Lying at the root of New Zealand’s strained abortion services are an outdated and cumbersome law, which was passed in 1977 by an 87-member Parliament – it included just four women, all of whom opposed it. As previously noted, the legality of abortion is covered by the 1961 Crimes Act (it was amended by the 1977 legislation) under which women can only access a legal abortion by meeting one of a narrow set of grounds: where continuing the pregnancy poses serious danger to the life or mental health of the mother, cases of severe mental or physical handicap of the fetus, incest and other unlawful sexual relations, or severe mental sub-normality of the mother. Rape and extreme ages of the girl or woman are not grounds for abortion in New Zealand. (The grounds are tighter for pregnancies over 20 weeks.) Two certifying consultants – doctors specially appointed by the ASC – must sign off on each abortion, and currently, more than 98 percent are approved under the mental health ground, a liberal interpretation of the law that is at the heart of the current Right to Life v Abortion Supervisory Committee court case, on which a decision by the Supreme Court is imminent.

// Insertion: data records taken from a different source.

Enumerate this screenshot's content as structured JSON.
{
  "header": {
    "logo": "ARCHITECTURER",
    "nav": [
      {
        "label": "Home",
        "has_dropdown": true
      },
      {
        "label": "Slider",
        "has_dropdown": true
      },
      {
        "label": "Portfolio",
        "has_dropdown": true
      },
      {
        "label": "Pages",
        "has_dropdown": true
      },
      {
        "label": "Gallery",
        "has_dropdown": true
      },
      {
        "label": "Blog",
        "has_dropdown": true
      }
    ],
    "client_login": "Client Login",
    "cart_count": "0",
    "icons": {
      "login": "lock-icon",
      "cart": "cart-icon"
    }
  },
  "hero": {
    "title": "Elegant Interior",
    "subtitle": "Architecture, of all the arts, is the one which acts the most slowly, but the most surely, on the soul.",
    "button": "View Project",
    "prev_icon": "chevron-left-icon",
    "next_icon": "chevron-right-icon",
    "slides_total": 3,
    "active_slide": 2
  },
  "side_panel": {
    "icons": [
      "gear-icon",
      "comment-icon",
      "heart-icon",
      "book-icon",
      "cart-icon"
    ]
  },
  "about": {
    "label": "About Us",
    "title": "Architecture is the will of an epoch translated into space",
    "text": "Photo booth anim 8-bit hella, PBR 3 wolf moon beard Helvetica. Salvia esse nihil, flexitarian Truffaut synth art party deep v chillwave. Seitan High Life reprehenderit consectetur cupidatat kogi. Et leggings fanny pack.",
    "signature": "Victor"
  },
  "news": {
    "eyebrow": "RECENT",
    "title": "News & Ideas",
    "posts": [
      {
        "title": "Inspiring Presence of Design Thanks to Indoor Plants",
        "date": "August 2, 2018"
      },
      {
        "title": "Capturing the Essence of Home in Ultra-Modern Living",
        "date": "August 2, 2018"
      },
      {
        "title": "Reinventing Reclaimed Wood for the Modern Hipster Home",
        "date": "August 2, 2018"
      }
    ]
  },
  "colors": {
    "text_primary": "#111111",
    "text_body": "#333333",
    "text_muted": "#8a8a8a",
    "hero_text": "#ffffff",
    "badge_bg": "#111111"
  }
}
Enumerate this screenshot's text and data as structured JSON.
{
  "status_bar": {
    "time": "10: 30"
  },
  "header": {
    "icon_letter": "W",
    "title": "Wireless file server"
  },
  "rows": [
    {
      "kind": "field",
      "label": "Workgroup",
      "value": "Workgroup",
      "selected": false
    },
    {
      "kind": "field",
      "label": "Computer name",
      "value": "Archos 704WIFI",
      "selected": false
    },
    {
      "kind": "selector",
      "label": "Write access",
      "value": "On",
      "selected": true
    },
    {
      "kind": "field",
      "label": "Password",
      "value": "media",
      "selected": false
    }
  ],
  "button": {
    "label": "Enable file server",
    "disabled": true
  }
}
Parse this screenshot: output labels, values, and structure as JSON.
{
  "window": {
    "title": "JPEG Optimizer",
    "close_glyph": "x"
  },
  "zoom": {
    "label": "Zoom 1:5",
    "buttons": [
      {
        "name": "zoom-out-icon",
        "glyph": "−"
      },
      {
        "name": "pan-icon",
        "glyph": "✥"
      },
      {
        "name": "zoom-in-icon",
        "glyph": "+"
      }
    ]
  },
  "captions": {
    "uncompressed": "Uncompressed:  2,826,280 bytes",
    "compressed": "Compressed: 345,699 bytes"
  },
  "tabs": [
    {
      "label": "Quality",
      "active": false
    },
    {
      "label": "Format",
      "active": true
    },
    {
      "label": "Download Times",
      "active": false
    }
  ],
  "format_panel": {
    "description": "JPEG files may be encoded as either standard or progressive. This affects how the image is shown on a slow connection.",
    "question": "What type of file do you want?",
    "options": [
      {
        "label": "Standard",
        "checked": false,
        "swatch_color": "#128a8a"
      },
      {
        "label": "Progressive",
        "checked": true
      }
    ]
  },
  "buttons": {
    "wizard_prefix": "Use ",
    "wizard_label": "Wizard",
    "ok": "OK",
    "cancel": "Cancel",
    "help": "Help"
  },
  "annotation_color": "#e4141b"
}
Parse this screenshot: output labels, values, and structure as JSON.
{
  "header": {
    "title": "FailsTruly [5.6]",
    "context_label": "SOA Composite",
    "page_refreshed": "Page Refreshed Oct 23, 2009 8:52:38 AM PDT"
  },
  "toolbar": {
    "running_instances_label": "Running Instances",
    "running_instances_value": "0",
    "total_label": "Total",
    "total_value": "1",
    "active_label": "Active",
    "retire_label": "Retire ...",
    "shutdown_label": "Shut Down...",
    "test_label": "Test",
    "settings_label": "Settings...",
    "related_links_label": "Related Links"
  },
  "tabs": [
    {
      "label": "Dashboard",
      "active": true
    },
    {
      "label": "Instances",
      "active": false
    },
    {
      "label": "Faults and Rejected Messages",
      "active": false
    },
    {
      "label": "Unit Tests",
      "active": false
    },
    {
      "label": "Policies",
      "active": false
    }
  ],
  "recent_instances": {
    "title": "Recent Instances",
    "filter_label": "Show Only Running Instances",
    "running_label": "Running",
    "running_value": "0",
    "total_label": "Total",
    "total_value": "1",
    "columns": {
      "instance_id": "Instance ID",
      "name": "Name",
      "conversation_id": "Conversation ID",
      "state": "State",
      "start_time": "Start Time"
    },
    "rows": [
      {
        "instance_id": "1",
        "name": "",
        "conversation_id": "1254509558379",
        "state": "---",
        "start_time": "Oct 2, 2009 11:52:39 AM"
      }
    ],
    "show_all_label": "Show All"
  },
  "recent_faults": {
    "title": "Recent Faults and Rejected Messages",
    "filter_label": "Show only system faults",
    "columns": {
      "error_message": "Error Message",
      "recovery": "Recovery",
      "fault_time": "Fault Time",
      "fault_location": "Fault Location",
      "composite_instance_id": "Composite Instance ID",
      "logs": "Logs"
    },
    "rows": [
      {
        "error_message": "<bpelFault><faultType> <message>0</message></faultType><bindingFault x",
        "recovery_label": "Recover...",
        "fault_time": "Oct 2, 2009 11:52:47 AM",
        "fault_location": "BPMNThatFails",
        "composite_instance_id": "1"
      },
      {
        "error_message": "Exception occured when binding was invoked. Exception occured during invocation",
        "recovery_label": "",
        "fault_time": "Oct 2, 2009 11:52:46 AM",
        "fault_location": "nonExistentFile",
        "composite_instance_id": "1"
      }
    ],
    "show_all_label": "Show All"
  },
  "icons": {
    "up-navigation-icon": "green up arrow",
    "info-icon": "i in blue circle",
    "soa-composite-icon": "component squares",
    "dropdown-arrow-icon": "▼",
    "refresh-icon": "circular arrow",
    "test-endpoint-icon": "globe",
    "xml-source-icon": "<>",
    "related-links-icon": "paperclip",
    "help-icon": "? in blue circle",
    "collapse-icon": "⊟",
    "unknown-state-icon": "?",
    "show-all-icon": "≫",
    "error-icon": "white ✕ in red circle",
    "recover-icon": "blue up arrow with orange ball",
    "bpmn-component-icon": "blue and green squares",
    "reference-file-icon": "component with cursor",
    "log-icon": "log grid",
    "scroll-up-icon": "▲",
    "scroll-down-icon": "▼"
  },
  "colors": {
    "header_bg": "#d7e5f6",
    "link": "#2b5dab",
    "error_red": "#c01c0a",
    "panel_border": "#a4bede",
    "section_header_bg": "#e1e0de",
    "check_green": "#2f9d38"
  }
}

As Rebecca Gomperts points out, there are few countries in which women get to make the decision themselves, and none in which they can follow that decision up by directly accessing abortion medication. But it’s something her work has led her to see as a basic human right.
“There is still a fundamental distrust of women being able to make the decision about their own bodies and their pregnancies,” Gomperts says, “and I think that if you really argue through what a medical abortion can do … and compare it to a miscarriage, to situations where women are being trusted to make decisions and to do it on their own, the only conclusion that you can take is that the medicines for medical abortion should be available to women directly and with good information as with any other medication,” she says. “There are more men dying from using Viagra than women using medical abortion. If you look at the rates, it’s more dangerous to use penicillin, it’s even more dangerous to use Paracetamol.” The spectre of danger that lurks around abortion is a social construct, a media construct, she says, “it’s not a reality”.
As for concerns that making abortion medication more easily available would lead to it being given to pregnant women against their will, Gomperts notes that carrying out any medical procedure against a person’s will is illegal, and covered by statutes against assault, abuse and mistreatment.
Women on Web started out, she says, with a “harm reduction” model: where women had no other option but an unsafe abortion, the service would provide help. But over time, and after studying the safety of what it was doing, the organisation moved toward a rights approach. “It’s not only about getting access to abortion,” Gomperts says, “but actually women have rights to be able to access medical abortion on their terms”. She says women are very capable of dealing with medical abortion themselves. “It’s like miscarriage, and women are dealing with miscarriages in every situation, and the difference with the medical abortion is that you actually can plan it so that you can actually be near a hospital or a first aid facility when you take the medicines.”
“Our philosophy is that if we really respect women, and we really trust them, and we trust them to become parents and to be pregnant, we have to trust them also to be able to take a medical abortion on their own terms.”
Alison McCulloch just finished a book on the recent history of the reproductive rights struggle in New Zealand.
Photo Credit: Image of October 2010 Wellington protest outside Court of Appeal: ALRANZ